Spread across four sides of vinyl and now approaching 75 minutes, that single extended piece comprises the entirety of descension (Out of Our Constrictions). Recorded live at London’s Café Oto in summer 2019, the quartet of Abrams, harmonium player Lisa Alvarado, bass clarinetist Jason Stein, and drummer Mikel Patrick Avery are joined by British free jazz legend Evan Parker on soprano saxophone. Exploring the outer edges of the ecstatic as well as the physically exhausting, the four sides of descension push deeper, higher, and wider, using kinetic movement to interrogate stasis.
After an introductory figure on the guimbri from Abrams, the band quickly gets to it. Avery’s stickwork is astonishing throughout, maintaining that high BPM with clock-like precision. Though tireless as a drum machine, he somehow always slides around a steady 4/4, framing it yet never slotting into it. On previous NIS albums, Alvarado’s harmonium favored the instrument’s droney, slow-evolving aspects; watching her work its bellows now might cause your carpal tunnel to flare up. She chops her lines into 16th notes, making the thing hyperventilate rather than breathe deep.
Breath is a natural metaphor when considering Parker’s long, storied career in European free improvisation—an early album was titled The Topography of the Lungs. His circular breathing on descension is a dream pairing for NIS, his cascading solos as ardent, mesmerizing, and pattern-focused as his bandmates. He weaves around, roots under, then circles above them. Hearing him in conjunction with Stein evokes seemingly contradictory qualities: Is it skronking free jazz or early swing?
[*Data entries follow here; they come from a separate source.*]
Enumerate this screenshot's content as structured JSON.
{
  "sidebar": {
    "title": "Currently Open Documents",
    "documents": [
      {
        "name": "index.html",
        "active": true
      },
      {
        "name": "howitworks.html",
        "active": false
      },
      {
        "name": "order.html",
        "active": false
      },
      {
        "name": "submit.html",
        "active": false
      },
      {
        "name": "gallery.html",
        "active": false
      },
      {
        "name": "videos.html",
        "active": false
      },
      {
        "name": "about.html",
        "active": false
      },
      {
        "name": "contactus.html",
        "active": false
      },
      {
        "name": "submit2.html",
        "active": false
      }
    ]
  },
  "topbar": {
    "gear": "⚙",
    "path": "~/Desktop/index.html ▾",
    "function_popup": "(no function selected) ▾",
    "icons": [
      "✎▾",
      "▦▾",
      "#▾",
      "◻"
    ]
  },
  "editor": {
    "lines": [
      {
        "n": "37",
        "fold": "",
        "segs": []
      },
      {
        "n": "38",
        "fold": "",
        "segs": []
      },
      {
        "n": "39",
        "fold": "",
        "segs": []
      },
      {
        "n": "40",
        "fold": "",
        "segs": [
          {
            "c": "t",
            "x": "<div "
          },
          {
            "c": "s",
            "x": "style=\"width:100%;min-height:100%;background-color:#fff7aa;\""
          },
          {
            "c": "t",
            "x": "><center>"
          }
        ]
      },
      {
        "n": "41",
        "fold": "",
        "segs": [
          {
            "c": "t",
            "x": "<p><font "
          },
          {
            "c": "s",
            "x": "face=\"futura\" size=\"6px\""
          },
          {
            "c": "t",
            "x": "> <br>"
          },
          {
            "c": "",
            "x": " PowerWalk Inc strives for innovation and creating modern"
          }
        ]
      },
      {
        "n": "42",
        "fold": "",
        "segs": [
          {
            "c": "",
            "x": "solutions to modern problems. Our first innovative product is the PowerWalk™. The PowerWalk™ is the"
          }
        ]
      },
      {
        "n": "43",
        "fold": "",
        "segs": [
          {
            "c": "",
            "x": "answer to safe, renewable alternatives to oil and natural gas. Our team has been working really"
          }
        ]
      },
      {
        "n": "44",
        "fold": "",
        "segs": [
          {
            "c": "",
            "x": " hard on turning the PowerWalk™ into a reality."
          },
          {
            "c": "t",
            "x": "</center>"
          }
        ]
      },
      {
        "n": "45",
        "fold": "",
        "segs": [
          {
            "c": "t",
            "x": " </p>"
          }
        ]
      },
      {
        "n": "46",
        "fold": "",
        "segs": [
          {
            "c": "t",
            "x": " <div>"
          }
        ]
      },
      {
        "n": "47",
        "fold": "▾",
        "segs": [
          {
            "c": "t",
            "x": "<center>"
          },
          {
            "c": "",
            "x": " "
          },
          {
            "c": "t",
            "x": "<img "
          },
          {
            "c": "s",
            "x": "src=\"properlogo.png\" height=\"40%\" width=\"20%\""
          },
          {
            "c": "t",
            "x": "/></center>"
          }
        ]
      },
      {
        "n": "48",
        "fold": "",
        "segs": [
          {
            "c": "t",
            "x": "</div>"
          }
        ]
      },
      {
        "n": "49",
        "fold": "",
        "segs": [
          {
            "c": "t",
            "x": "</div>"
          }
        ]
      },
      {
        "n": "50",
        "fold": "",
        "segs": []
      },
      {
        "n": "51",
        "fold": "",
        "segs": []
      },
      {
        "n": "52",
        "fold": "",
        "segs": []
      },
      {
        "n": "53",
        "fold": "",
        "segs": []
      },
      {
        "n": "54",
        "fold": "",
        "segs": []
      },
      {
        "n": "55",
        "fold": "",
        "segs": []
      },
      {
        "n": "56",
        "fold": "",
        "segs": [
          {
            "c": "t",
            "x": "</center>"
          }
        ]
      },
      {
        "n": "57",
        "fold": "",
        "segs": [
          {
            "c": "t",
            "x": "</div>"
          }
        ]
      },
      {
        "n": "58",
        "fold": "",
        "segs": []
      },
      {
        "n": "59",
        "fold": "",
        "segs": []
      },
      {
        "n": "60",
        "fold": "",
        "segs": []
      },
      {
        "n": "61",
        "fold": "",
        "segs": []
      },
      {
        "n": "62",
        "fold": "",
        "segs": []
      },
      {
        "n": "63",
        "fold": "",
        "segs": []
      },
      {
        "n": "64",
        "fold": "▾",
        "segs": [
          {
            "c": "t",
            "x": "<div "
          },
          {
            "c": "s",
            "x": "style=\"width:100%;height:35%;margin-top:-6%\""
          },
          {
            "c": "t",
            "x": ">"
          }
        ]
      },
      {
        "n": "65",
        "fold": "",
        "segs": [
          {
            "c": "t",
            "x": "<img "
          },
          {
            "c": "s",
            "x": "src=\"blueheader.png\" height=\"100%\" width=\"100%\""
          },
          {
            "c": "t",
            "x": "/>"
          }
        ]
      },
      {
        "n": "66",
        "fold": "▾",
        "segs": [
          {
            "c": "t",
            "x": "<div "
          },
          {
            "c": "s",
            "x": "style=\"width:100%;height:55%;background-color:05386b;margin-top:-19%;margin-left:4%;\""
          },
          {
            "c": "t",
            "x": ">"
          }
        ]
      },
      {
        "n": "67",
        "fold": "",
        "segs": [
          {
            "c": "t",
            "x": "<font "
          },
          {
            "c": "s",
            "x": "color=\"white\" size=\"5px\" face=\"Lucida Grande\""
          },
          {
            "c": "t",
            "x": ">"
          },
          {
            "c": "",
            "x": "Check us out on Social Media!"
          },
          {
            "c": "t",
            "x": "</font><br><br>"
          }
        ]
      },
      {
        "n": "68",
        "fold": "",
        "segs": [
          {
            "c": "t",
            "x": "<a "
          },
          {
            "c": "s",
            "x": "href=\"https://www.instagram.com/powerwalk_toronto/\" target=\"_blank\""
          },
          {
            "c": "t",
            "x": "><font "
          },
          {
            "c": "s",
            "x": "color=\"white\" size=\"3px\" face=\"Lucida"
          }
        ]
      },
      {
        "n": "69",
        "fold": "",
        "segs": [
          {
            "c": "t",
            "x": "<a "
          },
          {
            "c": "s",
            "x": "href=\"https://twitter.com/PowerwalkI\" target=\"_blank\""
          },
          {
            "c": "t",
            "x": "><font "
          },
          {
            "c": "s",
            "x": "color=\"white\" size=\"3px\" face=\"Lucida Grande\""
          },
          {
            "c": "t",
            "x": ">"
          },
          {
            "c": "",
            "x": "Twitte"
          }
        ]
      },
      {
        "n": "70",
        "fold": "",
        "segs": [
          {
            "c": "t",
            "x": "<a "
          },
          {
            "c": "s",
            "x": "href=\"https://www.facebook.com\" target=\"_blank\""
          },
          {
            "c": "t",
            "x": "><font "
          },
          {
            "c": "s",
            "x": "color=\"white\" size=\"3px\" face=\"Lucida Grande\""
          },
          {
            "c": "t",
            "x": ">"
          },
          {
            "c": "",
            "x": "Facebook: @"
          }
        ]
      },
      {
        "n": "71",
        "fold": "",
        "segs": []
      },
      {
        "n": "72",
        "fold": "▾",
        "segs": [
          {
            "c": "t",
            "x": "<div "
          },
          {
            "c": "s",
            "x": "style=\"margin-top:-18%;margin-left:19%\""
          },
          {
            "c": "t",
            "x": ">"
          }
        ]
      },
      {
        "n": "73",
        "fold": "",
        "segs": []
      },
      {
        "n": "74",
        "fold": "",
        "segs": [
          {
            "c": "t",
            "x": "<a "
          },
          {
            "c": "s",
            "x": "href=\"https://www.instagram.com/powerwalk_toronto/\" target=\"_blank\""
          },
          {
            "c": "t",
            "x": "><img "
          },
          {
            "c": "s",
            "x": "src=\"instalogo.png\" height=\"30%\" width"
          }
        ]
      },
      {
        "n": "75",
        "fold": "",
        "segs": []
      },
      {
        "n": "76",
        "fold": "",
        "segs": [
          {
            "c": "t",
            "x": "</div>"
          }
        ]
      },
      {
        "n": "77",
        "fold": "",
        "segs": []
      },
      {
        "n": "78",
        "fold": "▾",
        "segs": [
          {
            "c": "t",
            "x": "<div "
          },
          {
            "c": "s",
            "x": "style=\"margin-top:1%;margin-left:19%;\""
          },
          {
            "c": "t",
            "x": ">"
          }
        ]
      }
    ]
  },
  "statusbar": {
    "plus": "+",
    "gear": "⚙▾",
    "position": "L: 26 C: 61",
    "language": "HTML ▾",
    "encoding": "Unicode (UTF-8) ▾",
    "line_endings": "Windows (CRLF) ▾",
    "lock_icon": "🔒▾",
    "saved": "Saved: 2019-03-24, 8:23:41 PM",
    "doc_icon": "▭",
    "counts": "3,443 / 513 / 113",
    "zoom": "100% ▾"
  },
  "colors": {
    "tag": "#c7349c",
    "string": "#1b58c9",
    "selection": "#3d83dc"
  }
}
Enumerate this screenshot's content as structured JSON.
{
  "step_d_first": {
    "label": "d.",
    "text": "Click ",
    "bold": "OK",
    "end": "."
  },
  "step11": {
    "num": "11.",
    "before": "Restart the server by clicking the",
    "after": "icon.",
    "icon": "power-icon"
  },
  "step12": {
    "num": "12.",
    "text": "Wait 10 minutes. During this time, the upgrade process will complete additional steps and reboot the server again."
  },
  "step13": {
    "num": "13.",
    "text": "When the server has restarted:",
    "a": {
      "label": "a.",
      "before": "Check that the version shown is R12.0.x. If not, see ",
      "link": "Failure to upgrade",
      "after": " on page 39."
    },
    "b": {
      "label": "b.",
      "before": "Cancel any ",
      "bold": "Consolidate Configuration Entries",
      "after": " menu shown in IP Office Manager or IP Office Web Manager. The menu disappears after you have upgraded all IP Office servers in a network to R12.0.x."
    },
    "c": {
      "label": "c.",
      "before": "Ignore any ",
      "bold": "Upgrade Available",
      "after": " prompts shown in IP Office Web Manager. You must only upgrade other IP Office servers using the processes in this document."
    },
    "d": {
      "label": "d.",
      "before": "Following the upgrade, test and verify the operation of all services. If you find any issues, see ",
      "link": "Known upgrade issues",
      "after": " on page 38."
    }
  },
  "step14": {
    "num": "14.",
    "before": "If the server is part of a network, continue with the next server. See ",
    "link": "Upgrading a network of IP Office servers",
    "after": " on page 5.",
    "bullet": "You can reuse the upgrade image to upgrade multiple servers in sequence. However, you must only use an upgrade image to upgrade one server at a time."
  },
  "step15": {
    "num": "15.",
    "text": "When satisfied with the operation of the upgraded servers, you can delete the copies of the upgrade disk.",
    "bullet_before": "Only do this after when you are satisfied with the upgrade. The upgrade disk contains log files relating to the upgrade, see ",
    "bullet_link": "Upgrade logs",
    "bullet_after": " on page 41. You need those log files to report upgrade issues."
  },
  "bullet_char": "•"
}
A high-altitude dogfight or a highly attuned conversation, akin to John Coltrane’s soprano trading solos with Eric Dolphy’s bass clarinet at the Village Vanguard a half-century prior?
It feels silly to roadmap, recap, much less discern the four parts of descension. Both journey and landscape, the piece lifts off and soars to maximum cruising altitude, where, even at top speed, it seems to stand completely still —and then, over an hour later, you’re on the other side. Saying it all sounds the same might seem dismissive, but one of descension’s remarkable aspects is its ability to convince your ears and mind otherwise. It’s as transformative and banal as a transatlantic flight. Grumbling about it feels like bemoaning the number of trees in a forest, that the Sahara is just sand dunes. It’s utterly maddening, and to get lost within it feels like the past calendar year: undifferentiated, infinite, and delirious.
Andy Beta, Pitchfork